This led to a protracted tariff war between the two countries, with Britain imposing high duties on Irish cattle and dairy imports, and Ireland responding by taxing British coal, machinery, and iron and steel. The so-called "Economic War" caused serious damage to the economy of the Free State, and was finally resolved through the Anglo-Irish agreements of 1938.

In another significant and highly controversial move, De Valera secured repeal of a law restricting the activities of the IRA, many of whom had fought alongside him in the Civil War of 1922-1923. The electorate registered approval of his programme in the January 1933 elections, in which a Fianna Fáil majority was returned to the Dáil. With this mandate from the people, De Valera systematically developed his programme for the gradual elimination of British influence in Irish affairs, obtaining abrogation of the oath of allegiance, restrictions on the role of the Governor-general, and other measures. Simultaneously the government initiated measures designed to give the country a self-sufficient economy. Steps taken included high income taxes on the rich, high protective tariffs, and control of foreign capital invested in Irish industry.
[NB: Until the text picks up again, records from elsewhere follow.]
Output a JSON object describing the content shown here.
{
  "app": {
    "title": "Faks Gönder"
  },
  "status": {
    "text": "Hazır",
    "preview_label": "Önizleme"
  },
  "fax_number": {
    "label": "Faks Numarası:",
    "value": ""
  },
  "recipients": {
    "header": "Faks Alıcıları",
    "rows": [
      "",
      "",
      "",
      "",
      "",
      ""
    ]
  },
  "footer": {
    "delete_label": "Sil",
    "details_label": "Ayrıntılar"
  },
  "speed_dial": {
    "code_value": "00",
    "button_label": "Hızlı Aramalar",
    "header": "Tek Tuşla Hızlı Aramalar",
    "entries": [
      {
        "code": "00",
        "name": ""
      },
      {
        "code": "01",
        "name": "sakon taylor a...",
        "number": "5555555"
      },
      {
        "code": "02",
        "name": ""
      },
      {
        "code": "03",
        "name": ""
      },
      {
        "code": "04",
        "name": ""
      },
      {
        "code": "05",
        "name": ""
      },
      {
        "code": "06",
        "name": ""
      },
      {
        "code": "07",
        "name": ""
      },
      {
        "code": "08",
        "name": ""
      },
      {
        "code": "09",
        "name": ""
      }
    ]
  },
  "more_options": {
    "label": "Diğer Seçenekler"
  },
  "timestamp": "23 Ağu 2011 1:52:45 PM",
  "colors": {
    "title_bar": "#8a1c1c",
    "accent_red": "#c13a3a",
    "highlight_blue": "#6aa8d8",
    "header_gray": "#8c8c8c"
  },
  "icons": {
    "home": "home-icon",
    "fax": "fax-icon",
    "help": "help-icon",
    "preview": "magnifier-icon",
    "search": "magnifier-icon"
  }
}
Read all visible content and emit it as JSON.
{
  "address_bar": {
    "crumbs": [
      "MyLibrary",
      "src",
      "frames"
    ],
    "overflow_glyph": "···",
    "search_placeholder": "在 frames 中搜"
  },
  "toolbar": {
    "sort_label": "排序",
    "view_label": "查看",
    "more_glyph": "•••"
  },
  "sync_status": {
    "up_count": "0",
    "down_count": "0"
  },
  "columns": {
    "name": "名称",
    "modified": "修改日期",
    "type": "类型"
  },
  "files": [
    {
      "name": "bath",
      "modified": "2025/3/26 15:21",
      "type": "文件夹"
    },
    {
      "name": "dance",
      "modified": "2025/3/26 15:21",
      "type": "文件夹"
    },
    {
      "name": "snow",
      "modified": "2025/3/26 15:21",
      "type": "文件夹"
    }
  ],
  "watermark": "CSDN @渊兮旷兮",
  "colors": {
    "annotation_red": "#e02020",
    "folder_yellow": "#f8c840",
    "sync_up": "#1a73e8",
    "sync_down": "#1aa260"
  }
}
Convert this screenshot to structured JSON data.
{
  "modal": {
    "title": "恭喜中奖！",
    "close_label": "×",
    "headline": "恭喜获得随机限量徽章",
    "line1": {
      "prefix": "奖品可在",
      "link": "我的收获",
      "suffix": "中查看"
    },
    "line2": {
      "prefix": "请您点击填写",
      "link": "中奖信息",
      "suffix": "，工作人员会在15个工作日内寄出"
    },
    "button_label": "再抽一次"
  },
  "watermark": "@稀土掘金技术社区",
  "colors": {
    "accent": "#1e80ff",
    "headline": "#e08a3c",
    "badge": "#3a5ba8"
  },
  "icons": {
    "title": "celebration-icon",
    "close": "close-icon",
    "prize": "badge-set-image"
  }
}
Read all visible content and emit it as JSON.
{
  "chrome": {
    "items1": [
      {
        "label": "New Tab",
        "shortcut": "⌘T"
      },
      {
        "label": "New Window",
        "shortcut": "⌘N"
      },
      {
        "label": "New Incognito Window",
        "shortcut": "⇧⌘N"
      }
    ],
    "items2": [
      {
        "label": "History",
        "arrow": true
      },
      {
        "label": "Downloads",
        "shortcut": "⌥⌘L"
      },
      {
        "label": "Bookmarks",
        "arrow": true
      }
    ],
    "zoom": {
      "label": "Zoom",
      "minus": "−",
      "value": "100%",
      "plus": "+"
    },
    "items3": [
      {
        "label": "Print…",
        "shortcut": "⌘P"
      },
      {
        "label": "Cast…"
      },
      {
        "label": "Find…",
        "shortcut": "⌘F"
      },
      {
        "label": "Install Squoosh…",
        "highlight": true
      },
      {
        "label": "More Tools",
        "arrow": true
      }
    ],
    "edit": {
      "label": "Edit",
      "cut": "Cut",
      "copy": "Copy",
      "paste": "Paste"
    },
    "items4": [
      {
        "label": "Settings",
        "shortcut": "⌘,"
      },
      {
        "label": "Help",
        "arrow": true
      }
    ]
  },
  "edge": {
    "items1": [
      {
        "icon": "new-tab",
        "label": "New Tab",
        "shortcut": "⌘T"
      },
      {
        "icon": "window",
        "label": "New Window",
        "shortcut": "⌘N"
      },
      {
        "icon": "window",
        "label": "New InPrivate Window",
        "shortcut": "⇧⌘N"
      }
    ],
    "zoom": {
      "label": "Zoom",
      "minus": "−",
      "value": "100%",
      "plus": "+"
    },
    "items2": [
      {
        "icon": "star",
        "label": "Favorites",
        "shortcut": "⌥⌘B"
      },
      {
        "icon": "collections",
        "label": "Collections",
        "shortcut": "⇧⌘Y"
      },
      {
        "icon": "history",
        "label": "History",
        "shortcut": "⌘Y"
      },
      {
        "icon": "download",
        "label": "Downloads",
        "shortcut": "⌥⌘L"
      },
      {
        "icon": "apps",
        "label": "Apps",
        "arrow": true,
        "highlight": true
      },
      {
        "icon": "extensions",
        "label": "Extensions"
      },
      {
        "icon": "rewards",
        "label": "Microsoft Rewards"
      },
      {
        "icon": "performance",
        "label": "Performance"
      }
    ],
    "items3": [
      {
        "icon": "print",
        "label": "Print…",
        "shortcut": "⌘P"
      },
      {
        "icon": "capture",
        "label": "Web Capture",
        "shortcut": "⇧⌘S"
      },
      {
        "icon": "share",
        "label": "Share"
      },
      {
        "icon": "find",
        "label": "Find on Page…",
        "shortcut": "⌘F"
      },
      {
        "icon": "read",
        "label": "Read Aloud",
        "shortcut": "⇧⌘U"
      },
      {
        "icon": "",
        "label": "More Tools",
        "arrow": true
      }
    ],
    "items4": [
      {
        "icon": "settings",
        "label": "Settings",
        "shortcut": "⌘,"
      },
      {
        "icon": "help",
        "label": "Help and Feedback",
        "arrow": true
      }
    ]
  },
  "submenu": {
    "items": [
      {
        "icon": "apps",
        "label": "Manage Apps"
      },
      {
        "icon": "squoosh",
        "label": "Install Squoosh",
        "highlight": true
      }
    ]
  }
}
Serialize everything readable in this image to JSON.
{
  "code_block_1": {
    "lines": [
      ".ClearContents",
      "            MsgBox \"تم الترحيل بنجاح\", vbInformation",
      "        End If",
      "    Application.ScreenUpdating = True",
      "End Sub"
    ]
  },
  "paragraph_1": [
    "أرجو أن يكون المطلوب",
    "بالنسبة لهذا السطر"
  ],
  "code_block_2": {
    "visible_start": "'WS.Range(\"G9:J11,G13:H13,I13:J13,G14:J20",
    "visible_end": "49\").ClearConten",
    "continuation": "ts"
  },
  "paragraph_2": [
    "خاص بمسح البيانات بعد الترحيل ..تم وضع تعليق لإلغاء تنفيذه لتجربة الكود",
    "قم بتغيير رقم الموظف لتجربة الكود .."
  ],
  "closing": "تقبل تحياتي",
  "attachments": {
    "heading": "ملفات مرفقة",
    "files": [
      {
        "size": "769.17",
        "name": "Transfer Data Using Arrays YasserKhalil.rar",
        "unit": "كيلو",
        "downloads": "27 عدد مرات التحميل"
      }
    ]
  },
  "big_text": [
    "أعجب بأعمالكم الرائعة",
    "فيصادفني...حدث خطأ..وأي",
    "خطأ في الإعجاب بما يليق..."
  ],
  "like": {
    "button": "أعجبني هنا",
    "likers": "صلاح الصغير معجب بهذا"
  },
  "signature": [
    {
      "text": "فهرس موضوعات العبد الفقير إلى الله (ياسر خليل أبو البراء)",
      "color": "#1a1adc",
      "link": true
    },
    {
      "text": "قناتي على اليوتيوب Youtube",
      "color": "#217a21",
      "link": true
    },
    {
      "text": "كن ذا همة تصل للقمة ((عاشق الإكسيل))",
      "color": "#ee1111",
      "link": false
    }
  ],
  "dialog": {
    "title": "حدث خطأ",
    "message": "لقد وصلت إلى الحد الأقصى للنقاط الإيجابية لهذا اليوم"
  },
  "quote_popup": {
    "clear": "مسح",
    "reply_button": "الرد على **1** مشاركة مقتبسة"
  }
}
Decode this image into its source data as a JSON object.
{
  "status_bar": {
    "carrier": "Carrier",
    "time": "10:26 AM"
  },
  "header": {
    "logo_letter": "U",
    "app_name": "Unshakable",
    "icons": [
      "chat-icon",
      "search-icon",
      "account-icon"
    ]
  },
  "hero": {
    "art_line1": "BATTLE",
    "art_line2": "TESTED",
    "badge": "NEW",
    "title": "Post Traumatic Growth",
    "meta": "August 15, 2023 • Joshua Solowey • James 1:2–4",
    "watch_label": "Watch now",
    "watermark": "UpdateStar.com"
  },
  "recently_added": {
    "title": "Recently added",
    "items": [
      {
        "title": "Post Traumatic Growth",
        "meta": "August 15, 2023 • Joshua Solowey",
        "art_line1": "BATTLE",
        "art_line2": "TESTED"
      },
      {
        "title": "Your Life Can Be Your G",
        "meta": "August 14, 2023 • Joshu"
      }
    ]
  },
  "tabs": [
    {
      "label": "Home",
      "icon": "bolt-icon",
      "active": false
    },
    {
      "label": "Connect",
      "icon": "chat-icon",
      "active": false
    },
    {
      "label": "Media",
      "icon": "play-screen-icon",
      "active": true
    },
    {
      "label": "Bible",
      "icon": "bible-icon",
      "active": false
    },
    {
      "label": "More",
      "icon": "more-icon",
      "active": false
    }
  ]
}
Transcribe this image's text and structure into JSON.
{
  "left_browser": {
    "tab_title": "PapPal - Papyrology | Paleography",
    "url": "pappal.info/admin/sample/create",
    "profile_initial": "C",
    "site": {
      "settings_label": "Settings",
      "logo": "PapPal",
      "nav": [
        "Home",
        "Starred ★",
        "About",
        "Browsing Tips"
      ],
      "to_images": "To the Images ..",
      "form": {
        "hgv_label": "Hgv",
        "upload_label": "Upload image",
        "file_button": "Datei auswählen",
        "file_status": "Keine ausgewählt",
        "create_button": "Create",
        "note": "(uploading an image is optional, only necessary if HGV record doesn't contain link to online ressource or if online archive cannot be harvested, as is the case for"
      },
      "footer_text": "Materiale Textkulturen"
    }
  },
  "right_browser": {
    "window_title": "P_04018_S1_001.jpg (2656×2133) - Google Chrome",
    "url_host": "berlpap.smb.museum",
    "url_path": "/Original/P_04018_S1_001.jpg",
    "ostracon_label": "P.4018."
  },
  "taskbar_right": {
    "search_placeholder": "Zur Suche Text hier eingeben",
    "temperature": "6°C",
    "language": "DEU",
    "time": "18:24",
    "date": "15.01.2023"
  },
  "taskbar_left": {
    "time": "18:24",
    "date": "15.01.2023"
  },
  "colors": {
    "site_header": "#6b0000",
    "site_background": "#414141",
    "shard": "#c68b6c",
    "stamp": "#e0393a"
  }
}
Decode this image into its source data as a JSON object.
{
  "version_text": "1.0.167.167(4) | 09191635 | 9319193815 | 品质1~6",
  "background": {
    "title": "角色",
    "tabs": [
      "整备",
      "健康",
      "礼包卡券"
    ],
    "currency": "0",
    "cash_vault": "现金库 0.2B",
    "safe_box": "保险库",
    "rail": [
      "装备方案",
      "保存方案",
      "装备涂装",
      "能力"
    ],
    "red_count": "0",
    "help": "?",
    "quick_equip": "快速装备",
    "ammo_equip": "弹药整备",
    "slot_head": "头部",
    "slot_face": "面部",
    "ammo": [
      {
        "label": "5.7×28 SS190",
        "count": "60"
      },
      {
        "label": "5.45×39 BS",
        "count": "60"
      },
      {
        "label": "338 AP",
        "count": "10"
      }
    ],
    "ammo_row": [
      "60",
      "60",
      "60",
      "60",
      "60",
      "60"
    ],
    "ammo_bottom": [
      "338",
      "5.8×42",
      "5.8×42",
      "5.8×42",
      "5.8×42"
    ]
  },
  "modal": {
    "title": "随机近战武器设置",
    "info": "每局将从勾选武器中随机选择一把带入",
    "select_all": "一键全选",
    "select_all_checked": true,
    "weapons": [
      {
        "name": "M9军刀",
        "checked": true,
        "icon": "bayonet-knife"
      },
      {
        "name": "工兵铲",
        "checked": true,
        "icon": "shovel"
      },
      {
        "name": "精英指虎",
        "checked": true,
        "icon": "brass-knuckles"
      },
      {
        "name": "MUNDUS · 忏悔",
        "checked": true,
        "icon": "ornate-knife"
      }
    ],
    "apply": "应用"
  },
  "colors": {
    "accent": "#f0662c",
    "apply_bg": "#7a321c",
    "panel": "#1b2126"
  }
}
In June 1935 De Valera severed his political ties with the IRA, which had been extremely critical of many of his policies, and imprisoned some of its leaders. Meanwhile, a draft of a new constitution was in progress. 

In 1936 Fianna Fáil, in coalition with other groups in the Dáil, finally secured passage of legislation abolishing the Seanad, long inimical to De Valera's policies. The Dáil functioned as a unicameral legislature for the remainder of its term.

In connection with the events surrounding the abdication of Edward VIII, the Dáil enacted in 1936 a bill that deleted all references to the British monarch from the constitution of the Free State and abolished the office of Governor-general.

The External Relations Act of 1936, passed at the same time, restricted the association of the Free State with the Commonwealth to joint action on certain questions involving external policy, specifically the approval of the trade treaties of the Free State and the appointment of foreign envoys.

Go to the top of this page.
Copyright © 1999-2002 Shamrock Designs, Inc.